In terms of armaments, the Yasen submarines are well-equipped. Each submarine features 10 silos for vertically launched cruise missiles, in addition to Kalibr-PL and Oniks cruise missiles. The Kazan is also incorporated on the submarines, which can operate the UKSK (3P-14B) vertical launch system, composed of 8SM-346 modules.

Now, Russian state-run media claims that the submarines will arm the advanced long-range Zircon hypersonic cruise missile. Designated by NATO as SS-N-33, the 3M22 Zircon is perhaps Moscow’s most threatening new weapon. 

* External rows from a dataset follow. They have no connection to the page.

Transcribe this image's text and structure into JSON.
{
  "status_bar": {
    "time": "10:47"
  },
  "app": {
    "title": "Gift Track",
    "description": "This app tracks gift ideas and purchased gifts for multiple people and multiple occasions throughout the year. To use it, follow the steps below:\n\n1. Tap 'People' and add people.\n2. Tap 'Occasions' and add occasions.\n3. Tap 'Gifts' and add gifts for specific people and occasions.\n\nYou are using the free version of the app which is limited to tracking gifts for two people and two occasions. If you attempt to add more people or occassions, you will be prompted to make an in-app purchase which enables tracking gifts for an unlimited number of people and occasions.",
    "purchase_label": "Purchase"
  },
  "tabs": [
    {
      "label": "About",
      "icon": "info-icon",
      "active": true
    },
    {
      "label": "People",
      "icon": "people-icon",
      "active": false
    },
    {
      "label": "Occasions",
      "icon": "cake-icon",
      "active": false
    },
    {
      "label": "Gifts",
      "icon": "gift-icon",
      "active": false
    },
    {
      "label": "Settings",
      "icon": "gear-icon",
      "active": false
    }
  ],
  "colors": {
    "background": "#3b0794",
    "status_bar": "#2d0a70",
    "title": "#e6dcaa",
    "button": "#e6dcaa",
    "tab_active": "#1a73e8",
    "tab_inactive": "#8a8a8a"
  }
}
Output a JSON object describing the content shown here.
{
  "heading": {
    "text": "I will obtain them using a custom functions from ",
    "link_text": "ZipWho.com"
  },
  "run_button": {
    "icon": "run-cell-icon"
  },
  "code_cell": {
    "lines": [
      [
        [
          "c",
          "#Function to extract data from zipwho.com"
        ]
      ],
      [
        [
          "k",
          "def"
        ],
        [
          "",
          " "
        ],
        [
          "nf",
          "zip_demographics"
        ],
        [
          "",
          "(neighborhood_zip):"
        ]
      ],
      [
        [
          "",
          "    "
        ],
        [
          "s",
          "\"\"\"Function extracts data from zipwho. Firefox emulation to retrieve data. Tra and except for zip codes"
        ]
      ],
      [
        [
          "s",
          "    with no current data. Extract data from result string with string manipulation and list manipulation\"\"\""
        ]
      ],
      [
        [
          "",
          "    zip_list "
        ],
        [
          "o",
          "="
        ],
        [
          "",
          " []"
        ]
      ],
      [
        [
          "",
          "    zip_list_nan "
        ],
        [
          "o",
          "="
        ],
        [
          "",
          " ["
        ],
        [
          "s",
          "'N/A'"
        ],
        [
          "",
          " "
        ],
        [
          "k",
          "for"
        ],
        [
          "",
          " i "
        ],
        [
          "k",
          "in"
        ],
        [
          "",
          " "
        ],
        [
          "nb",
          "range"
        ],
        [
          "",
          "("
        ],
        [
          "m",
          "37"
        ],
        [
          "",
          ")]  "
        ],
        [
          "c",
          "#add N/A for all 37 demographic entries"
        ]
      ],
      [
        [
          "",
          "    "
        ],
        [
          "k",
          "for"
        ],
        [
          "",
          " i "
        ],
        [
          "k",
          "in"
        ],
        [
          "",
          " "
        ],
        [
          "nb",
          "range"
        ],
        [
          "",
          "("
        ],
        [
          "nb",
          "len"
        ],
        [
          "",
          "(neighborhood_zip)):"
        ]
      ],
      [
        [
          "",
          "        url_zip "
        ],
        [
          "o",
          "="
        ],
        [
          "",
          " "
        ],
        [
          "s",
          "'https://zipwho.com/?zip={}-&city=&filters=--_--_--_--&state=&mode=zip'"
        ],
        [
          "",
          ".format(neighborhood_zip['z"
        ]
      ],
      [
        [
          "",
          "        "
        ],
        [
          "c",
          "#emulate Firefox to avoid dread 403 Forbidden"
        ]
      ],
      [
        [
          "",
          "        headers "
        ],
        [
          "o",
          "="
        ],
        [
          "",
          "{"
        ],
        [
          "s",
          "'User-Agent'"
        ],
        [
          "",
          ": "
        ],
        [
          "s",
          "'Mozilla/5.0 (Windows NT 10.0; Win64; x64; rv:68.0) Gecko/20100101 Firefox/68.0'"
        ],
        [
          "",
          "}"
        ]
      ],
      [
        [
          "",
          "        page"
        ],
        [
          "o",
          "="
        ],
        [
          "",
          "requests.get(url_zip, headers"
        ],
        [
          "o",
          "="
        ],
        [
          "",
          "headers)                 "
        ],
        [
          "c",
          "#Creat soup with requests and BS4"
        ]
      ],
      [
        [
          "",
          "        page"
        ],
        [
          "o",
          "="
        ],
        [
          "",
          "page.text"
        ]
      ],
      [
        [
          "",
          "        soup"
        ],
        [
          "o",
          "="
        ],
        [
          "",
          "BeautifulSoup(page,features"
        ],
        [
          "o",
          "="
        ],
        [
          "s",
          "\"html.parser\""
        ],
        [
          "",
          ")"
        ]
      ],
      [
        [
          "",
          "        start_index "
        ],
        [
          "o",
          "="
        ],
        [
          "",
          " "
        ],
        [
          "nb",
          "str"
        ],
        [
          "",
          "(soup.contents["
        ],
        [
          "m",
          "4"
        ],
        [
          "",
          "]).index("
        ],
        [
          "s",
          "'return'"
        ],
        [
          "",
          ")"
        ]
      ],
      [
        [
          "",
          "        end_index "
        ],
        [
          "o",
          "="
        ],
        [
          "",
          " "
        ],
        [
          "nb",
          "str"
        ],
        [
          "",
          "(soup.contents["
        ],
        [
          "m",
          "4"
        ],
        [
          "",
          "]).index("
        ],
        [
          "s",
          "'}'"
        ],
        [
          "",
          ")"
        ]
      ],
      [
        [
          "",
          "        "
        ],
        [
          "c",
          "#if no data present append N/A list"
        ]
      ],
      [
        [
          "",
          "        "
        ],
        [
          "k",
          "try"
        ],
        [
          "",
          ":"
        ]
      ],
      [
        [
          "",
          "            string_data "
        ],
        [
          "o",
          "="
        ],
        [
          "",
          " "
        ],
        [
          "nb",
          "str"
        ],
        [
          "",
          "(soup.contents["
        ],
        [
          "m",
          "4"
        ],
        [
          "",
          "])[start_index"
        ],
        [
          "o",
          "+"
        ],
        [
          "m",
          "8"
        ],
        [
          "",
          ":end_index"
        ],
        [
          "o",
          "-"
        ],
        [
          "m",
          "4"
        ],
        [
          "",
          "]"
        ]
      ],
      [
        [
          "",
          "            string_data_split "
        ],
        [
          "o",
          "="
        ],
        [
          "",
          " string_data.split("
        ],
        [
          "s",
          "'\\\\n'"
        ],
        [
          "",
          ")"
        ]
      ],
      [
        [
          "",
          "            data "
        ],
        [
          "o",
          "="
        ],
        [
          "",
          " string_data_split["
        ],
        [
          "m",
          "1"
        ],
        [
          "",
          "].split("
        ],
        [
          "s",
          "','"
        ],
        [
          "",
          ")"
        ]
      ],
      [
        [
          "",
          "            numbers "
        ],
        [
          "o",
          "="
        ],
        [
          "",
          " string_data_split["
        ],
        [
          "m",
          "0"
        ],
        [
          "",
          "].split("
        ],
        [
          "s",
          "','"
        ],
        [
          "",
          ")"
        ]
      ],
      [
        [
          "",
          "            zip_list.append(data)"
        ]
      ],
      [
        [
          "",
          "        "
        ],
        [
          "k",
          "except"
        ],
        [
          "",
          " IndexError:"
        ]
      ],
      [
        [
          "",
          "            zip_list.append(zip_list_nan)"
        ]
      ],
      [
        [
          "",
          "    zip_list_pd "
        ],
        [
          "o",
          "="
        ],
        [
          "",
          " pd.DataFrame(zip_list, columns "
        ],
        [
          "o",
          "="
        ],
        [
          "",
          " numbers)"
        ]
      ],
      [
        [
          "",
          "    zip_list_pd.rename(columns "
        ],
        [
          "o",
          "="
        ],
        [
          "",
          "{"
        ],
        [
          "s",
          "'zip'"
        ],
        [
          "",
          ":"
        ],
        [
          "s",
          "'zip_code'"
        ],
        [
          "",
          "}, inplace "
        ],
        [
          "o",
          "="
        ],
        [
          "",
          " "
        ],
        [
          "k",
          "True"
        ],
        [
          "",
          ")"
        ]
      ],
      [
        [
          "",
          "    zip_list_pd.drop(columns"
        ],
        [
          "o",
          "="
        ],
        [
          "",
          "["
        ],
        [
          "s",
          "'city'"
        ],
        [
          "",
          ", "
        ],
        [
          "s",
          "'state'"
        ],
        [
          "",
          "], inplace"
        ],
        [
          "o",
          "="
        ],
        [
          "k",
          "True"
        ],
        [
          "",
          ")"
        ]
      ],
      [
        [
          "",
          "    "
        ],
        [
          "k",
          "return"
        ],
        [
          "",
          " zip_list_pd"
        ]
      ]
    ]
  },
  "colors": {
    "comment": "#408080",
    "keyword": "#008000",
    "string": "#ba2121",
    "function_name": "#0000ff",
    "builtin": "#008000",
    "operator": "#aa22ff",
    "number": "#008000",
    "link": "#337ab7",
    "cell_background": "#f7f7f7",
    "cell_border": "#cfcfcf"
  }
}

According to the Kremlin, the weapon can reach a top speed of Mach 9.0. Alexei Rakhmanov, chief executive officer of the United Shipbuilding Corporation, recently told RIA that, "Multi-purpose nuclear submarines of the Yasen-M project will ... be equipped with the Zircon missile system on a regular basis.”

While the prospects of Russia’s Yasen-M submarines being equipped with Zircon missiles is concerning, the economic reality of the venture is murky. After more than two years of war in Ukraine, Moscow’s funds, manufacturing abilities, and other resources are depleted. It is unlikely that Russia has the means to complete this modification while the war rages on. 

If these hypersonic missiles are incorporated onto the Yasen submarines, it will give a huge boost to Russia’s naval strategy.

About the Author: Maya Carlin 

Maya Carlin, National Security Writer with The National Interest, is an analyst with the Center for Security Policy and a former Anna Sobol Levy Fellow at IDC Herzliya in Israel. She has by-lines in many publications, including The National Interest, Jerusalem Post, and Times of Israel. You can follow her on Twitter: @MayaCarlin